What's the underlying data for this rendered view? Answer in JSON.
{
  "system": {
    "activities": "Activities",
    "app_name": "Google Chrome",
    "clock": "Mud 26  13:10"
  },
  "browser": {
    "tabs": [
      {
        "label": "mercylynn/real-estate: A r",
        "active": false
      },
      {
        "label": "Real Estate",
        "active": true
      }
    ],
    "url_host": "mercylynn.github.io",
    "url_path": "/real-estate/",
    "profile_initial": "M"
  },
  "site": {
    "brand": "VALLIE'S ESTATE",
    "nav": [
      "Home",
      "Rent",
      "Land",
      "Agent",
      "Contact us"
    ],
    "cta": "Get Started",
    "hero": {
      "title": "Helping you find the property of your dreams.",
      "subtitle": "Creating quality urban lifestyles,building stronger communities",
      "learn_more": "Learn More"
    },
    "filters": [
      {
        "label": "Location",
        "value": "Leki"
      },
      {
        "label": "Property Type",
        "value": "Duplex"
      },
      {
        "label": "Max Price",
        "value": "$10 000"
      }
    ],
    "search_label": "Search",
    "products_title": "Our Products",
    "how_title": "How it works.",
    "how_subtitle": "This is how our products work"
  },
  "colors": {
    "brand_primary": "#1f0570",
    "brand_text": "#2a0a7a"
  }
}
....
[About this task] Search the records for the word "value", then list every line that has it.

[Problem solution]
        "value": "Leki"
        "value": "Duplex"
        "value": "$10 000"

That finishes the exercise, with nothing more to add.